Essential information on how security management integrates into corporate and government organizations!
1. Historical Roots 2. Organizing 3. Managing People 4. Leadership and Management Skills 5. Strategy 6. Budget Management 7. Managing Change 8. Making Decisions 9. Managing Risk 10. Managing Guard Operations 11. Managing Physical Security 12. Managing Access Control 13. Managing Investigations 14. Pre-employment Screening 15. Emergency Management 16. Business Continuity Planning 17. Information Security 18. Substance Abuse Prevention 19. Executive Protection 20. Workplace Violence 21. Employee Awareness 22. Security Vulnerability Assessment 23. Security System Design 24. Homeland Security 25. The Critical National Infrastructure
Mr. Fay was a special agent of the U.S. Army Criminal Investigation Division (CID) and later the Director of the National Crime Prevention Institute at the University of Louisville. He has held security management positions in the petroleum industry while teaching at the university level.

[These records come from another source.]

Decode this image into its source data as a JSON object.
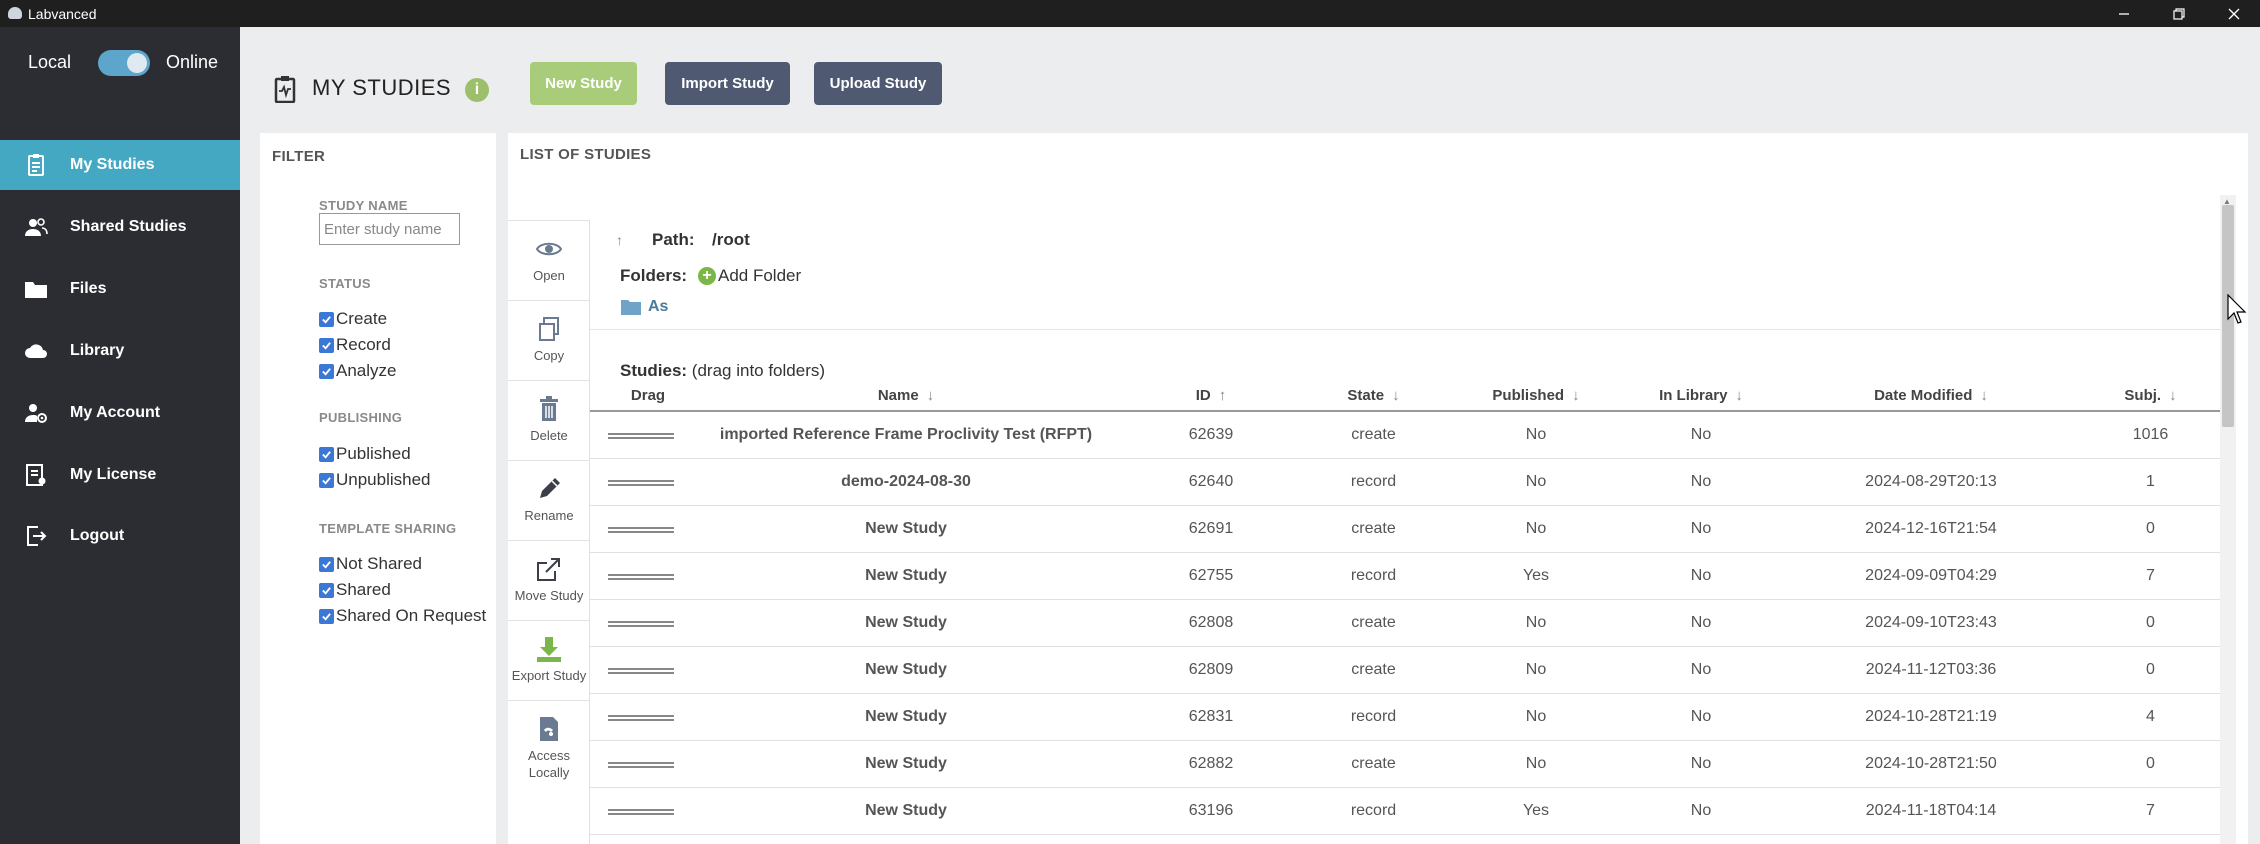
{
  "window": {
    "title": "Labvanced",
    "controls": [
      "minimize",
      "restore",
      "close"
    ]
  },
  "sidebar": {
    "mode_local": "Local",
    "mode_online": "Online",
    "toggle_on": true,
    "items": [
      {
        "label": "My Studies",
        "icon": "clipboard-icon",
        "active": true
      },
      {
        "label": "Shared Studies",
        "icon": "users-icon",
        "active": false
      },
      {
        "label": "Files",
        "icon": "folder-icon",
        "active": false
      },
      {
        "label": "Library",
        "icon": "cloud-icon",
        "active": false
      },
      {
        "label": "My Account",
        "icon": "user-gear-icon",
        "active": false
      },
      {
        "label": "My License",
        "icon": "license-icon",
        "active": false
      },
      {
        "label": "Logout",
        "icon": "logout-icon",
        "active": false
      }
    ],
    "active_color": "#45a8c3"
  },
  "header": {
    "title": "MY STUDIES",
    "info_icon": "i",
    "new_study": "New Study",
    "import_study": "Import Study",
    "upload_study": "Upload Study"
  },
  "filter": {
    "title": "FILTER",
    "study_name_label": "STUDY NAME",
    "study_name_placeholder": "Enter study name",
    "status_label": "STATUS",
    "status_options": [
      "Create",
      "Record",
      "Analyze"
    ],
    "publishing_label": "PUBLISHING",
    "publishing_options": [
      "Published",
      "Unpublished"
    ],
    "template_label": "TEMPLATE SHARING",
    "template_options": [
      "Not Shared",
      "Shared",
      "Shared On Request"
    ]
  },
  "list": {
    "title": "LIST OF STUDIES",
    "tools": [
      {
        "label": "Open",
        "icon": "eye-icon"
      },
      {
        "label": "Copy",
        "icon": "copy-icon"
      },
      {
        "label": "Delete",
        "icon": "trash-icon"
      },
      {
        "label": "Rename",
        "icon": "pencil-icon"
      },
      {
        "label": "Move Study",
        "icon": "move-icon"
      },
      {
        "label": "Export Study",
        "icon": "download-icon"
      },
      {
        "label": "Access Locally",
        "icon": "local-icon"
      }
    ],
    "path_label": "Path:",
    "path_value": "/root",
    "up_arrow": "↑",
    "folders_label": "Folders:",
    "add_folder": "Add Folder",
    "folder_name": "As",
    "studies_label": "Studies:",
    "studies_hint": "(drag into folders)",
    "columns": {
      "drag": "Drag",
      "name": "Name",
      "id": "ID",
      "state": "State",
      "published": "Published",
      "in_library": "In Library",
      "date_modified": "Date Modified",
      "subj": "Subj."
    },
    "sort_icons": {
      "name": "↓",
      "id": "↑",
      "state": "↓",
      "published": "↓",
      "in_library": "↓",
      "date_modified": "↓",
      "subj": "↓"
    },
    "rows": [
      {
        "name": "imported Reference Frame Proclivity Test (RFPT)",
        "id": "62639",
        "state": "create",
        "published": "No",
        "in_library": "No",
        "date": "",
        "subj": "1016"
      },
      {
        "name": "demo-2024-08-30",
        "id": "62640",
        "state": "record",
        "published": "No",
        "in_library": "No",
        "date": "2024-08-29T20:13",
        "subj": "1"
      },
      {
        "name": "New Study",
        "id": "62691",
        "state": "create",
        "published": "No",
        "in_library": "No",
        "date": "2024-12-16T21:54",
        "subj": "0"
      },
      {
        "name": "New Study",
        "id": "62755",
        "state": "record",
        "published": "Yes",
        "in_library": "No",
        "date": "2024-09-09T04:29",
        "subj": "7"
      },
      {
        "name": "New Study",
        "id": "62808",
        "state": "create",
        "published": "No",
        "in_library": "No",
        "date": "2024-09-10T23:43",
        "subj": "0"
      },
      {
        "name": "New Study",
        "id": "62809",
        "state": "create",
        "published": "No",
        "in_library": "No",
        "date": "2024-11-12T03:36",
        "subj": "0"
      },
      {
        "name": "New Study",
        "id": "62831",
        "state": "record",
        "published": "No",
        "in_library": "No",
        "date": "2024-10-28T21:19",
        "subj": "4"
      },
      {
        "name": "New Study",
        "id": "62882",
        "state": "create",
        "published": "No",
        "in_library": "No",
        "date": "2024-10-28T21:50",
        "subj": "0"
      },
      {
        "name": "New Study",
        "id": "63196",
        "state": "record",
        "published": "Yes",
        "in_library": "No",
        "date": "2024-11-18T04:14",
        "subj": "7"
      }
    ]
  }
}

He holds the Master of Business Administration degree from the University of Hawaii, and is a well-known and respected author of many books, including Butterworth's Security Dictionary: Terms and Concepts, Drug Testing, Encyclopedia of Security Management: Techniques and Technology, and Model Security Policies, Plans, and Procedures, all by Butterworth-Heinemann.Was a special agent of the U.S. Army Criminal Investigation Division (CID) and later the Director of the National Crime Prevention Institute. Former manager of security for British Petroleum's operations in the Gulf of Mexico. He was previously an adjunct professor at the University of North Florida and the University of Houston.
"Managing security for a large or small business can be daunting-especially in today's environment, where the security manager must manage people, budgets, information, emergencies, acts of terrorism or violence, and much more. Set up as a textbook, Contemporary Security Management contains proven methods for both students and security managers to use in their daily work. The book is well organized and contains useful worksheets, forms, checklists, and review questions. Of particular note is the section covering management structure and personnel management. Where does the security department fit? How can you maximize effectiveness? How should you manage people and motivate them? These questions are thoroughly answered in this text. The book offers readers excellent instruction in management. The book is highly recommended as a textbook and reference that will be useful for some time."--Security Management